Northwich Vale Royal Rotary in Cheshire invited people to donate loose change in (clean) toilet bowls beside portable toilets at its Charity Scooter Rally.
The light-hearted campaign is, in fact, a response to a serious issue: two billion people worldwide lack a safe, clean toilet.
Without these essentials, families are trapped in a vicious cycle of sickness, poverty and disease.
Put simply, if you’re constantly falling sick with diarrhoea because open defecation or poorly sited toilets are contaminating the village’s water supply, you can’t work or farm your land properly.
Every two minutes, a child under the age of five dies of a disease related to unclean water and inadequate sanitation.
In Ivory Coast, where Sita lives, only ten per cent of people in rural areas have access to proper sanitation.
Five years ago, Sita and husband, Ankoma, were deep in debt – because there were no toilets in the village. The meagre pay the couple earned by harvesting cashews was spent at the local health clinic on medicines for their children – and their income didn’t stretch far enough.
They often had to buy medicines on credit or borrow from neighbours, and the bills stacked up.
Every two minutes, a child under the age of five dies of a disease related to unclean water and inadequate sanitation.”
Like everyone else in Yalo village, they went to the toilet outdoors.
The children were sick often. Diarrhoea can be fatal in remote rural communities like Yalo: life was precarious.
“We felt trapped,” Sita says. “We didn’t want to live anymore.”
When Toilet Twinning partner MAP started working with the community, they installed a new community water pump and taught the importance of handwashing and hygiene.
They also spent a long time educating villagers about the importance of having toilets at their homes, making sure they understood why not having a toilet was trapping them in poor health and poverty.
MAP trained Sita and Ankoma to dig a latrine pit and build an enclosure, and they were proud to install their own latrine. And prouder still when the family’s health started to improve dramatically.
“I returned the money I owed and I felt great,” says Sita. “Now we have money to send our children to school.”
Toilet Twinning CEO Lorraine Kingsley, who recently visited Yalo, found people were keen to show off their toilets.
“Those toilets represent change that families have made happen for themselves and now they’re highly motivated to make other changes too,” says Lorraine.
“Yalo have set up a village committee to maintain the water pump and keep the village clean – and it’s absolutely spotless.”
Toilets are a hugely cost-effective driver of development. According to World Health Organization calculations, every £1 spent on sanitation has a return of £5.50, thanks to increased productivity and lower healthcare costs.
Toilet Twinning CEO Lorraine Kingsley, who recently visited Yalo, found people were keen to show off their toilets.”
Yet, sanitation remains a neglected sector in international efforts to reach the Sustainable Development Goals by 2030. Current projections suggest that only nine per cent of countries in Africa will reach Goal 6 – ‘to ensure access to water and sanitation for all’.
So, the Toilet Twinning campaign, which has raised more than £11 million in its ten-year existence, continues.
It is the tangible practicality of toilets that is a significant part of the scheme’s appeal for many Rotarians.
The relatively new Grantham Sunrise Rotary Club made twinning the toilets at its meeting place, The Eden House Hotel, its first international project.
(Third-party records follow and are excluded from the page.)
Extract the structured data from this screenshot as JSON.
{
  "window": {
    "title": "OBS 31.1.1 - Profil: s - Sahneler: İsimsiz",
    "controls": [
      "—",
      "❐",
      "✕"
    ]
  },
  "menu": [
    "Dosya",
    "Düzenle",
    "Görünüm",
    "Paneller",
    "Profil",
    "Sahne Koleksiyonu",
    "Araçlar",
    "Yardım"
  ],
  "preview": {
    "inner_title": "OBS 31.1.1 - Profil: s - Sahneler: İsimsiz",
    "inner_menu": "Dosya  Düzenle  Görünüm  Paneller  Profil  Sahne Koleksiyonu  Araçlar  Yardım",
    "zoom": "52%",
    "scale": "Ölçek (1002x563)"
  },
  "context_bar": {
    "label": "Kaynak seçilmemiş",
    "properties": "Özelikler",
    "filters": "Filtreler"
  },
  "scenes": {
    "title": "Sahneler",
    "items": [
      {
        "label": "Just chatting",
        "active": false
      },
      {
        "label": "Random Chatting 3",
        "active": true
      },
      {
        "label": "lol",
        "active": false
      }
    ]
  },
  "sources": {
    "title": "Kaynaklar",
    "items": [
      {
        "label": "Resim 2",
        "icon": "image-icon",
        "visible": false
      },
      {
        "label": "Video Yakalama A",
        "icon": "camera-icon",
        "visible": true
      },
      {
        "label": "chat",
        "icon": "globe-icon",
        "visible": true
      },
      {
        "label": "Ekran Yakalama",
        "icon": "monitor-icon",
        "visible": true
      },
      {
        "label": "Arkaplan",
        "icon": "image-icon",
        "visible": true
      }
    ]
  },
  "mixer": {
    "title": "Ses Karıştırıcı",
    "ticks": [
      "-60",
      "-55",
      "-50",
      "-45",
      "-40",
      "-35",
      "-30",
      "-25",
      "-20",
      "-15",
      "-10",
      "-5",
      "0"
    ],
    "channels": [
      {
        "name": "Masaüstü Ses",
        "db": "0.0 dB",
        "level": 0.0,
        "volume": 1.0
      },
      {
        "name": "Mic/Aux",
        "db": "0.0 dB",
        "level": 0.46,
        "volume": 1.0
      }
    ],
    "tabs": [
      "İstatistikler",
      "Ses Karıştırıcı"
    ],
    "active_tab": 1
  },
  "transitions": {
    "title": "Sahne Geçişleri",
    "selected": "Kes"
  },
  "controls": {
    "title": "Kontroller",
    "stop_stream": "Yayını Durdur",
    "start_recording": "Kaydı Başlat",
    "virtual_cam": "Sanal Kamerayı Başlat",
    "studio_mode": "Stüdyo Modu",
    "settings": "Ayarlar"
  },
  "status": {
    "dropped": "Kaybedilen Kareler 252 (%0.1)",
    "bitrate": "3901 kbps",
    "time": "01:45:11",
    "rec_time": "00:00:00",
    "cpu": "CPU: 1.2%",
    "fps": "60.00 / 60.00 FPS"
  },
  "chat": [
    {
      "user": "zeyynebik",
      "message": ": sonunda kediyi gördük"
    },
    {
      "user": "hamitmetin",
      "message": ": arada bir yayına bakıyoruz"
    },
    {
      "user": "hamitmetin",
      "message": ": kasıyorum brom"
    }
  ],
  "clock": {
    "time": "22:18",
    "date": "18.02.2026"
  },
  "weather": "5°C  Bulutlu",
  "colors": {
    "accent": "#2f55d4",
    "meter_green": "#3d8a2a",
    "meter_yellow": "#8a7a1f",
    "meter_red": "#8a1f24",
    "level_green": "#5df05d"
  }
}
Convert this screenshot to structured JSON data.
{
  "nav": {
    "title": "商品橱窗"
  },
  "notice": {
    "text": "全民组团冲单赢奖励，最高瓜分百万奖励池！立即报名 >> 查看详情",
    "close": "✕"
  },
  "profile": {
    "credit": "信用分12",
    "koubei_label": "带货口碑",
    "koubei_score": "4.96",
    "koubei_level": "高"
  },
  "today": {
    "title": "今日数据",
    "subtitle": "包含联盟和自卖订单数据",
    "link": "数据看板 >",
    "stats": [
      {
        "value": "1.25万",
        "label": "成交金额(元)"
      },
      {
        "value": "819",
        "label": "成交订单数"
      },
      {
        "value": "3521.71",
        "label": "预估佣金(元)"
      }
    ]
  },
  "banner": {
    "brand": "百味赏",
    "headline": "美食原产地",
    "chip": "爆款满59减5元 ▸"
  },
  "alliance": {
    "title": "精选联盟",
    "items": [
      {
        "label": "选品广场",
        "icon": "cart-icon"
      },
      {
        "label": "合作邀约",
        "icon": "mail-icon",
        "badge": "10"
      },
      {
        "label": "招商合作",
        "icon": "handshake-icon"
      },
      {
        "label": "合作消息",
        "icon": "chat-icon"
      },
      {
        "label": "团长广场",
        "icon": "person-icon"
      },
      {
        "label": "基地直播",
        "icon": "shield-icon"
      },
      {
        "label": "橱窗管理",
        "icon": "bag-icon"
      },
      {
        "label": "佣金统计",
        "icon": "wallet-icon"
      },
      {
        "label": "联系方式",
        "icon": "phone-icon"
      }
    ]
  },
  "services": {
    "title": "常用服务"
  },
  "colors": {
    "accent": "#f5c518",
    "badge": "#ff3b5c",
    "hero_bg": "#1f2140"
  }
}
Several members had experienced inadequate sanitation in poorer countries and wanted to do something practical to help.
They held a fund-raising lottery and quiz night – and supported Grantham Inner Wheel at their toilet-themed alternative to a ‘beetle drive’, where people had to build a ‘bog’ instead of a bug.
‘Toilet Twinning is one of the most worthy projects that we have supported to date,’ says former president, Lez Jones.
For more information or fundraising resources, visit: toilettwinning.org contact: firstname.lastname@example.org or call 0300 321 3217.